Thursday, 31 December 2009

The Muezzin and the New Year

It had been our intention to have a holiday in places starting with 'Ma' but time, and money, ran out before we could take in Marseille, Maputo, Madeira or Manhattan (either in New York or in Kansas), so we've had to limit ourselves to Madrid and Marrakesh. Not that we're complaining: they're fine places to celebrate Christmas and see in the New Year.

Marrakesh is a wonderful place in which one of my favourite figures in history, the intellectual giant Averroes, died. So did one of the finest and still underrated British generals of the Second World War, Claude Auchinleck: Churchill, who combined extraordinary charisma and courage with an incompetence in military matters equalled only by his certainty that he was outstandingly gifted, replaced Auchinleck by that champion of vanity and ineptitude Montgomery, just as he, Auchinleck, had finally overcome Rommel at the Batlle of El Alamein in Egypt.

Fortunately, Marrakesh isn't just a place to die, but a pretty good place to live too. The Medina, where we're staying, is magnificent - though it could benefit by being pedestrianised. The bustle and the crowds are exhilarating, the noises and the smells mindblowing, but the motorbikes weaving in and out of the crowd are a real pain, and when a car or van tries to make its way through, it's a disaster.

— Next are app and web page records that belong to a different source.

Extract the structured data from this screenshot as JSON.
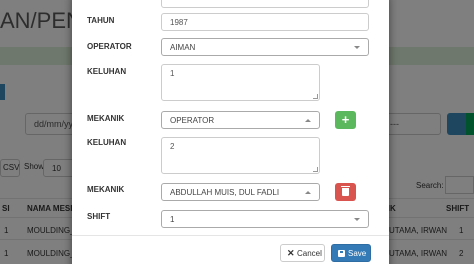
{
  "background": {
    "page_title": "AN/PENGA",
    "date_placeholder": "dd/mm/yy",
    "right_select": "---",
    "csv_button": "CSV",
    "show_label": "Show",
    "entries_value": "10",
    "search_label": "Search:",
    "table": {
      "headers": [
        "SI",
        "NAMA MESIN",
        "NIK",
        "SHIFT"
      ],
      "rows": [
        {
          "si": "1",
          "mesin": "MOULDING_",
          "nik": "UTAMA, IRWAN",
          "shift": "1"
        },
        {
          "si": "1",
          "mesin": "MOULDING_",
          "nik": "UTAMA, IRWAN",
          "shift": "2"
        }
      ]
    }
  },
  "modal": {
    "tahun_label": "TAHUN",
    "tahun_value": "1987",
    "operator_label": "OPERATOR",
    "operator_value": "AIMAN",
    "keluhan1_label": "KELUHAN",
    "keluhan1_value": "1",
    "mekanik1_label": "MEKANIK",
    "mekanik1_value": "OPERATOR",
    "add_button": "+",
    "keluhan2_label": "KELUHAN",
    "keluhan2_value": "2",
    "mekanik2_label": "MEKANIK",
    "mekanik2_value": "ABDULLAH MUIS, DUL FADLI",
    "shift_label": "SHIFT",
    "shift_value": "1",
    "cancel_label": "Cancel",
    "save_label": "Save"
  },
  "colors": {
    "primary": "#337ab7",
    "success": "#5cb85c",
    "danger": "#d9534f",
    "alert_bg": "#dff0d8"
  },
  "icons": [
    "chevron-down-icon",
    "chevron-up-icon",
    "plus-icon",
    "trash-icon",
    "close-icon",
    "save-icon",
    "search-icon"
  ]
}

But my most telling experience has been one that has forced me back to an earlier post, about the
Swiss decision to ban Minarets. Here they're everywhere, and of course five times a day they are graced with muezzin's cries. In the spirit of tolerance that I constantly try to cultivate, I have absolutely no objection to this, particularly since it contributes to the specific atmosphere of the place, so I'm happy with it even at quarter to six in the morning. Unfortunately, though, there is one muezzin, and apparently the closest to where we're staying - or perhaps the loudest - who doesn't believe in just addressing a swift prayer to the Lord, but delivers a full little homily every dawn.

Why is that necessary? After all, we're talking about an omniscient being here. He surely already knows about the devotion of his adepts. So presumably a quick reminder, in the form of a memo or post-it note, would do. You know, something along the lines of 'God is great. I devote myself wholly in full submission to his will. And I wish to express my gratitude for another day in which to prove that this is so.' The Lord could take note of the prayer and I could get back to sleep.

Why instead do we need a full quarter of an hour about all the different aspects of the devotion and submission on offer? Unnecessary detail. The bane of the office e-mail of today. And an obstacle to my getting my much-needed beauty sleep.

Apart from that, though, it's brilliant here. Wonderful food, excellent fruit juices, charming people. A great way to end the year.

So it's in that spirit that I wish you all an excellent 2010!

1 comment:

Mark Reynolds said...

I remember when Amynah and I stayed in Istanbul, the muezzin's in our friend's neighbourhood distinctly seemed to be in competition with each other for the most musical and flashy call to prayer, which struck me as contrary to the whole submission/humility thrust of the religion they were advertising. On the other hand, they did keep it brief. Glad you're enjoying your trip, and happy New Year!